Interface dataset entries:
________________________

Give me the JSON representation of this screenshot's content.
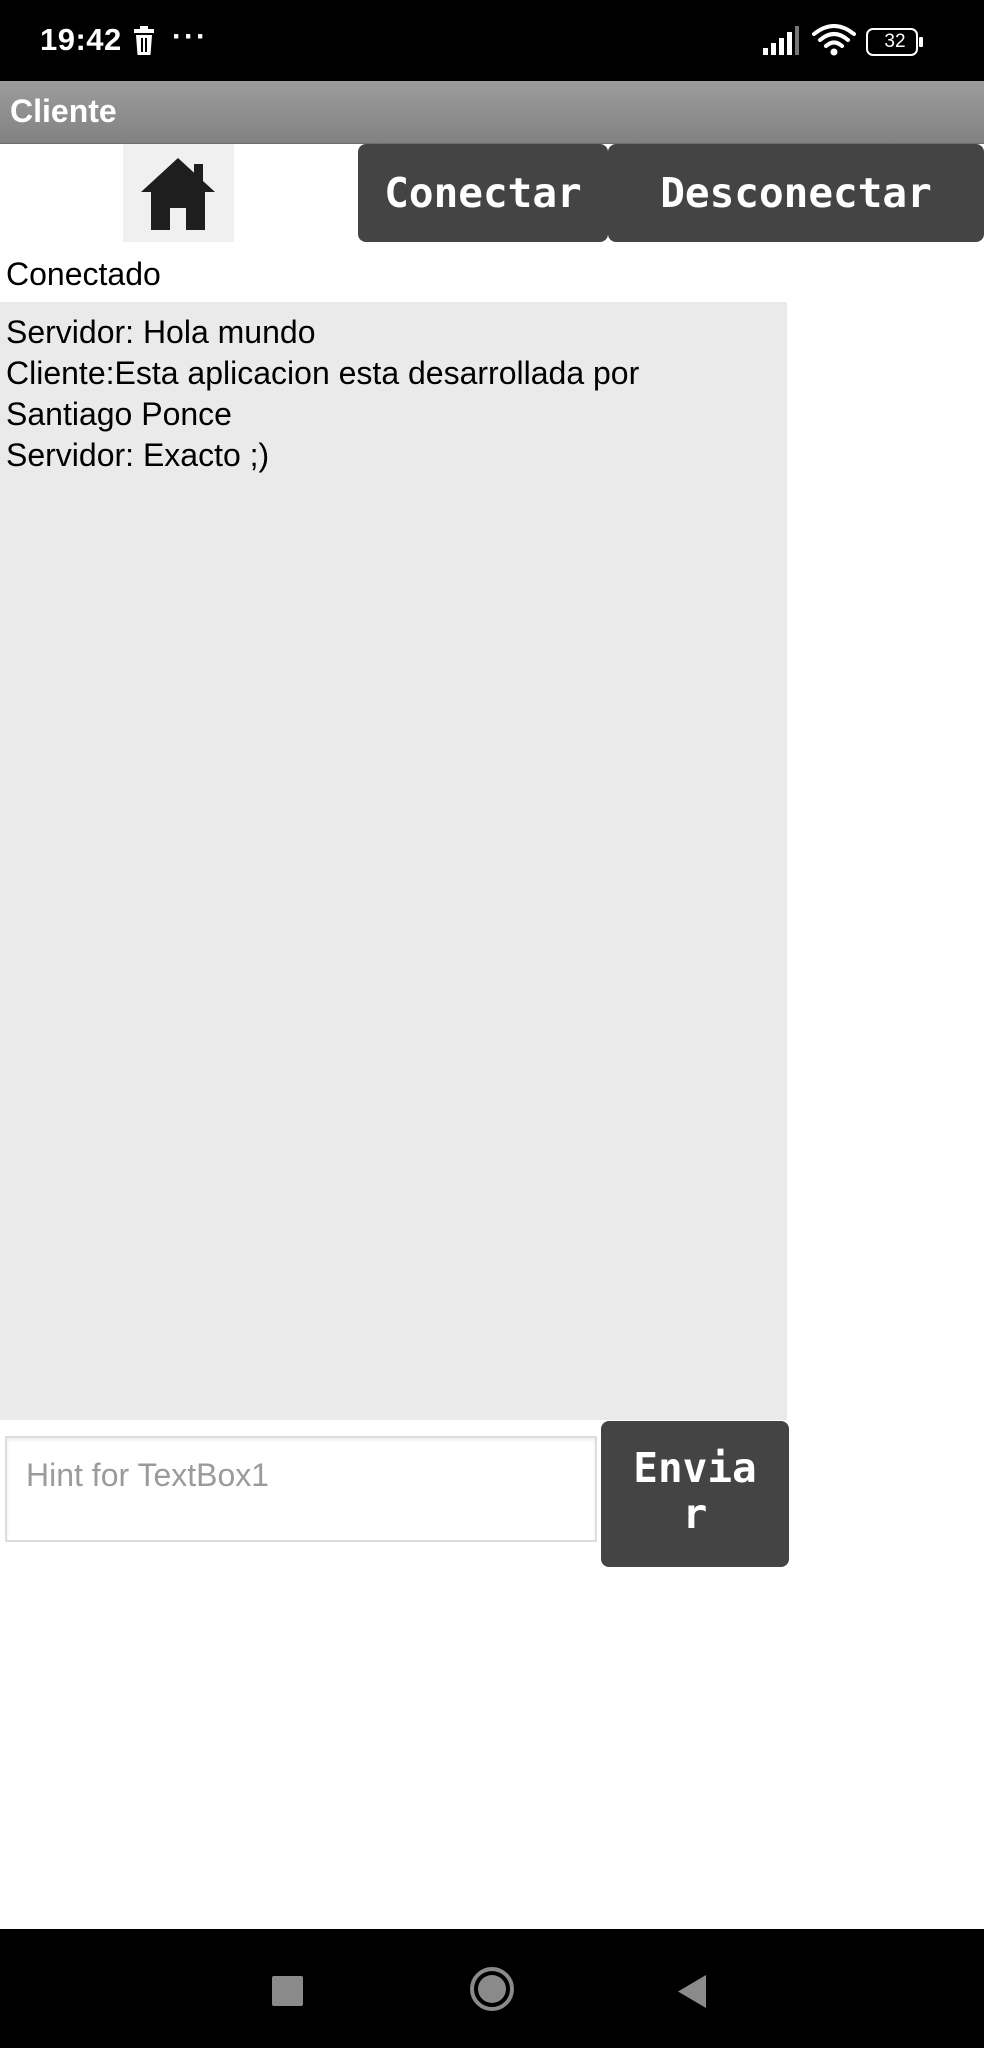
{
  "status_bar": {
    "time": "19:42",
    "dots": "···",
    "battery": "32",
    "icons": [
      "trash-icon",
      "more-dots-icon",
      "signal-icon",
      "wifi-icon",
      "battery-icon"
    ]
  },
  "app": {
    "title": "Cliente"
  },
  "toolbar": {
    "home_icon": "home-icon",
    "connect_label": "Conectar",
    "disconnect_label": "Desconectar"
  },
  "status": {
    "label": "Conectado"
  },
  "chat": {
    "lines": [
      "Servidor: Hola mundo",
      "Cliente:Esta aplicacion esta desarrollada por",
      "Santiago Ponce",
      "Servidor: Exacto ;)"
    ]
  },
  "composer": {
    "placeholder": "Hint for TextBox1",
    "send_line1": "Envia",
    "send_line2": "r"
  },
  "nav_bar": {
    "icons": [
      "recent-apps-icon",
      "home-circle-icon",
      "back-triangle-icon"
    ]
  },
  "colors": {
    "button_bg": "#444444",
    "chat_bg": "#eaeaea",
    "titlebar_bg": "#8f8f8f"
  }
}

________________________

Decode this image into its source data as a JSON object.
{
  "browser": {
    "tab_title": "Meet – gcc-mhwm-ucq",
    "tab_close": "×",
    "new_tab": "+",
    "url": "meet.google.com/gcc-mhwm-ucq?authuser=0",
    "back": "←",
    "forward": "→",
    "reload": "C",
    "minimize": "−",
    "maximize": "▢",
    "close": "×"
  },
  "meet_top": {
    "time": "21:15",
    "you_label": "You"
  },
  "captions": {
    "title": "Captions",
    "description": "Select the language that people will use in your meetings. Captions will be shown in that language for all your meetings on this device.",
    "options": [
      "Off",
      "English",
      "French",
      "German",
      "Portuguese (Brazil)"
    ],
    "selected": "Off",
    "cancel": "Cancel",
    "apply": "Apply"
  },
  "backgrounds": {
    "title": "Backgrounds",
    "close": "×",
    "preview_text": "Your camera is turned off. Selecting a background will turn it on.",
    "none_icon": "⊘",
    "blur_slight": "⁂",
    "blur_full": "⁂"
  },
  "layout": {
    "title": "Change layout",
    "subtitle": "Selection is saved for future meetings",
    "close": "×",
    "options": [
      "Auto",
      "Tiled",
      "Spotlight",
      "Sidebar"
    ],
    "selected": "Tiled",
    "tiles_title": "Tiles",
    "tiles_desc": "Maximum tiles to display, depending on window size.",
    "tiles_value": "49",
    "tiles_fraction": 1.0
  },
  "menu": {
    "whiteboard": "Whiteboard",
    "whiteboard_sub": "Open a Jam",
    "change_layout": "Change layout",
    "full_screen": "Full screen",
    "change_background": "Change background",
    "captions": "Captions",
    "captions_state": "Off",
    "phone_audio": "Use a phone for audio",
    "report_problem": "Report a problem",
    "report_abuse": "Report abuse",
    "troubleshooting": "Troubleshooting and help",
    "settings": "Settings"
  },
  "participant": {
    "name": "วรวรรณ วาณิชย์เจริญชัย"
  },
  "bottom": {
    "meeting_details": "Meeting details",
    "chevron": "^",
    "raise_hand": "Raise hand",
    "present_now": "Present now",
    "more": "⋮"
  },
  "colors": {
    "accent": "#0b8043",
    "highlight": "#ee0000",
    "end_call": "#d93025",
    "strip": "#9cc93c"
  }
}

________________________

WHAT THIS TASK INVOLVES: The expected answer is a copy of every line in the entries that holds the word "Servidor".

REPLY TO THE TASK:
      "Servidor: Hola mundo",
      "Servidor: Exacto ;)"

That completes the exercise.